The lost poems, or the space of blogging
Where do you find the time? That's the question most often asked of me when the subject of blogging comes up. Particularly over the past three months of posting on Harriet, keeping up my own blog, Twittering, teaching, and so on. There are several strands of thinking that emerge from this question for me, once one gets past the idea that of course it isn't enough, one hasn't done enough, or done it well enough, and there are always a barge of ideas waiting to be done...and done better. Aside from that, the idea of service arises, that to some degree it's our responsibility to discuss the work we care about, and so there's little choice. The idea of practice arises too, a kind of daily writerliness that helps build community as much as one's muscle, a dailiness that has been, in a sense, transferred to the public realm. Finally my belief that no writing is wasted.
This latter notion is important for a number of reasons and a variety of stages of one's writing life it seems to me. Here it's about the fear of losing creative energy by blogging. And one does feel the blog posts chewing up a good deal of creative energy--potential poems flashing like the backs of trout at dawn, or more likely for me, like tufts of earth pawing up between drifts of hard snow, or strands of green in soggy, dead brown clumps.
But on a deep level I believe that no writing is wasted. Cheesy it may be, but I believe in writing the way a runner believes in running: you do it daily, you take it seriously; you get your mileage in no matter where that "material" ends up, which often means the recycle bin. No matter though, even the discarded writing lives on in the shadows or textures of the writing to come...
But waste or not the publicness is strange. Initially I found it quite disturbing, nearly paralyzing, the veering in and out of poetry, and so publicly. I worried what this form of composition would do to my practice. Impossible to tell early on, and once into the game I thought it would be difficult to assess. While to me there is never a solid line between poetry and prose, or even essay for that matter, there was a solid line between process and publication, private and public--with blogging that seemed permeable too. Yet how can a writer not engage with the tools of her time? I was too curious to resist.
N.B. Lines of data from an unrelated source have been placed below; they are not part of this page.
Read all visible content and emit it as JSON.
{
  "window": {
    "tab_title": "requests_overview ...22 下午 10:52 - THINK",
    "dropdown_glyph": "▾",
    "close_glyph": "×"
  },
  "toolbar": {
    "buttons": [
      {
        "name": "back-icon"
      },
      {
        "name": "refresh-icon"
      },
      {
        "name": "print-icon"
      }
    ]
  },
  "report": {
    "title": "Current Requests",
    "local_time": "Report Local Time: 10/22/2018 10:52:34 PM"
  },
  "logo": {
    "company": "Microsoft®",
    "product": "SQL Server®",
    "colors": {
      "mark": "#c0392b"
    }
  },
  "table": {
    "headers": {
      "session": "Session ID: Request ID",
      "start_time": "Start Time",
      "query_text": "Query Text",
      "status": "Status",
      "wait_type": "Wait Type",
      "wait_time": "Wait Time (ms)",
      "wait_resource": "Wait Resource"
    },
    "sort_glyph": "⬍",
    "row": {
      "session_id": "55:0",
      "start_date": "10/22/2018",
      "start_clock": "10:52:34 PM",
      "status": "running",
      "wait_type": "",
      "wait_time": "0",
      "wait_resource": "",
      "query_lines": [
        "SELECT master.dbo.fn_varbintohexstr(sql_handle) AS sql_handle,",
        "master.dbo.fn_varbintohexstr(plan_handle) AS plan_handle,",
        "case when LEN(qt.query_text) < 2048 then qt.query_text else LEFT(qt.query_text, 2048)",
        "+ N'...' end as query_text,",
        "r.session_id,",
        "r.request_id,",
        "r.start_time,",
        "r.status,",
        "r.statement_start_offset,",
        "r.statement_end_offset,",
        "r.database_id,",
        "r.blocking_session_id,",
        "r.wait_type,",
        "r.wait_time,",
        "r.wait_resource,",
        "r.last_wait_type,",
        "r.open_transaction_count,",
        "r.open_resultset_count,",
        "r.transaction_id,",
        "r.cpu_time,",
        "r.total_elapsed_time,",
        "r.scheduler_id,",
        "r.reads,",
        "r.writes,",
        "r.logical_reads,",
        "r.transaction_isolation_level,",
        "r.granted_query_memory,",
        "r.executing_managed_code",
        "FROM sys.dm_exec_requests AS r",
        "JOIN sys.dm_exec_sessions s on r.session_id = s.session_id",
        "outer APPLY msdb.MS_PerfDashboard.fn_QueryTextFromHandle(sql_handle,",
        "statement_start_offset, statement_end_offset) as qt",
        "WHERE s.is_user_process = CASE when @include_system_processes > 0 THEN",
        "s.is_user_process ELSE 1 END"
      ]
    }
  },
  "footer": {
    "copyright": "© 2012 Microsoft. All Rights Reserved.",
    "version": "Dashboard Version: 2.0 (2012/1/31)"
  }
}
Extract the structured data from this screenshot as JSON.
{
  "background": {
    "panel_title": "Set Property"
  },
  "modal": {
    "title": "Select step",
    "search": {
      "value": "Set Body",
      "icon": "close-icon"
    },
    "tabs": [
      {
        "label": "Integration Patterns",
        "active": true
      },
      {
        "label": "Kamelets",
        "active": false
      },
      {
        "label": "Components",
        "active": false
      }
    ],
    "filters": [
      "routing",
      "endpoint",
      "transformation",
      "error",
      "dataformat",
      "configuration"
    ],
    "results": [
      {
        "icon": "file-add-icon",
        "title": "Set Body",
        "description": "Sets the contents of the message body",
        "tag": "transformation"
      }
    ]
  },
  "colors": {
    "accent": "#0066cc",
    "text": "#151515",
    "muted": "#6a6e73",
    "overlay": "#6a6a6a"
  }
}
Blogging, for a few years now, has became my morning run, which is fine, except for me writing usually happens through some, or often many kinds of transformations and so choosing how to do that with texts that have been published so to speak, has been an intriguing problem...some authors, the wonderful Mairead Byrne for example, have composed poetry on the blog and are now publishing that poetry. Nick Piombino has also published blog posts in a book form. The question is, does this reverse migration work? And if so, how? Or, what kind of text does blogging produce over time?
Having recently edited my blog down to manuscript form to be published in book form, I spent a good deal of time going back over my posts in a way I had never done before. I was struck, not necessarily by the number of posts that had slipped into poetry, or revealed the bones of lost poems, or by the number of posts that given a nudge, could veer off in either direction, but by the number of posts that seemed to inhabit an entirely new writing space (or voice ) for me. Kate Eichhorn, my editor, noticed it too and we decided to let that space (however tentative) guide us for selection and then in editing the selection down.
The space or tone of writing that developed, I suspect developed out of the pressure of composing "in public," which it feels like one is doing once one shifts the site of composition into a blogging software, but also, in a way, from the desire to create an indirect way of thinking about poetry. Not wanting to engage in what we think of as traditional, evaluative criticism, but rather to think openly, associatively about what I was reading. Looking outward is, to use my friend Jen Duncan's word, a way of biggening. Looking out over the city, at visual art, provided a nifty way to refract thoughts. Not quite ekphrasis, but in the same genre of gesture.
Blog writing then, is a bit of a hybrid, a bit mercurial, it has, perhaps, a little more swagger and range than other writing (poetry or fiction). I'm not sure why, perhaps partly due perhaps to the division between self and blogging self (Women are realizing the freedom of the heteronym, of the crafted public self.), and partly the slight of hand one can perform: by looking in the opposite direction I allowed myself to create a more ludic, experimental space (and voice, I imagine since I adopted a name not my own), one where thoughts can turn on a dime, ideas get fluffed up, sniffed at and moved on from in a turn. At least that's what Unleashed seems like to me.
Writing here on Harriet in my own name has proved a different kind of challenge, and I have been grateful for that, and for the readers and comments. There is something very strange about our mass migration toward instant publication, and toward composing in the public sphere. I still have no idea where all of this technology is taking us. But I think that in embracing, and working rigorously and critically with these new technologies, we may not only be finding new ways of publishing, but new ways writing and thinking, and ultimately new ways of reading.
I urge more poets, particularly women, to blog, and to enter the comment streams, even when the rhetorical style exhibited there doesn't quite mesh with your own...more might be gained than lost.
As for those poems: they weren’t lost at all. They simply became something else.
Sina Queyras grew up on the road in western Canada and she has since lived in Vancouver, Toronto, Montreal, New York, Philadelphia, and Calgary where she was Markin Flanagan Writer in Residence. She is the author most recently of the poetry collection MxT (2014) and Unleashed (2010), a selection of posts from...